PROBLEM: Wherever a line holds the word "name", copy that line from the data.

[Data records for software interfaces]

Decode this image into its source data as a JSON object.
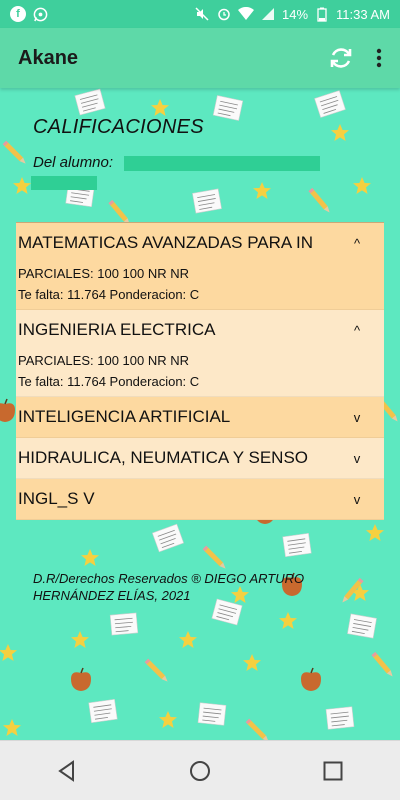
{
  "status_bar": {
    "time": "11:33 AM",
    "battery": "14%",
    "icons": [
      "facebook-icon",
      "whatsapp-icon",
      "mute-icon",
      "alarm-icon",
      "wifi-icon",
      "signal-icon",
      "battery-icon"
    ]
  },
  "app_bar": {
    "title": "Akane",
    "actions": [
      "refresh-icon",
      "more-vert-icon"
    ]
  },
  "page": {
    "heading": "CALIFICACIONES",
    "student_label": "Del alumno:"
  },
  "courses": [
    {
      "name": "MATEMATICAS AVANZADAS PARA IN",
      "chevron": "^",
      "expanded": true,
      "parciales": "PARCIALES: 100  100  NR  NR",
      "falta": "Te falta: 11.764 Ponderacion: C"
    },
    {
      "name": "INGENIERIA ELECTRICA",
      "chevron": "^",
      "expanded": true,
      "parciales": "PARCIALES: 100  100  NR  NR",
      "falta": "Te falta: 11.764 Ponderacion: C"
    },
    {
      "name": "INTELIGENCIA ARTIFICIAL",
      "chevron": "v",
      "expanded": false
    },
    {
      "name": "HIDRAULICA, NEUMATICA Y SENSO",
      "chevron": "v",
      "expanded": false
    },
    {
      "name": "INGL_S V",
      "chevron": "v",
      "expanded": false
    }
  ],
  "footer": {
    "copyright": "D.R/Derechos Reservados ® DIEGO ARTURO HERNÁNDEZ ELÍAS, 2021"
  },
  "nav_bar": {
    "buttons": [
      "back-icon",
      "home-icon",
      "recents-icon"
    ]
  },
  "colors": {
    "background": "#5de8c0",
    "app_bar": "#5ed9a8",
    "status_bar": "#3fcf9c",
    "card_dark": "#fdd9a0",
    "card_light": "#fde8c8"
  }
}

PROBLEM SOLUTION:
      "name": "MATEMATICAS AVANZADAS PARA IN",
      "name": "INGENIERIA ELECTRICA",
      "name": "INTELIGENCIA ARTIFICIAL",
      "name": "HIDRAULICA, NEUMATICA Y SENSO",
      "name": "INGL_S V",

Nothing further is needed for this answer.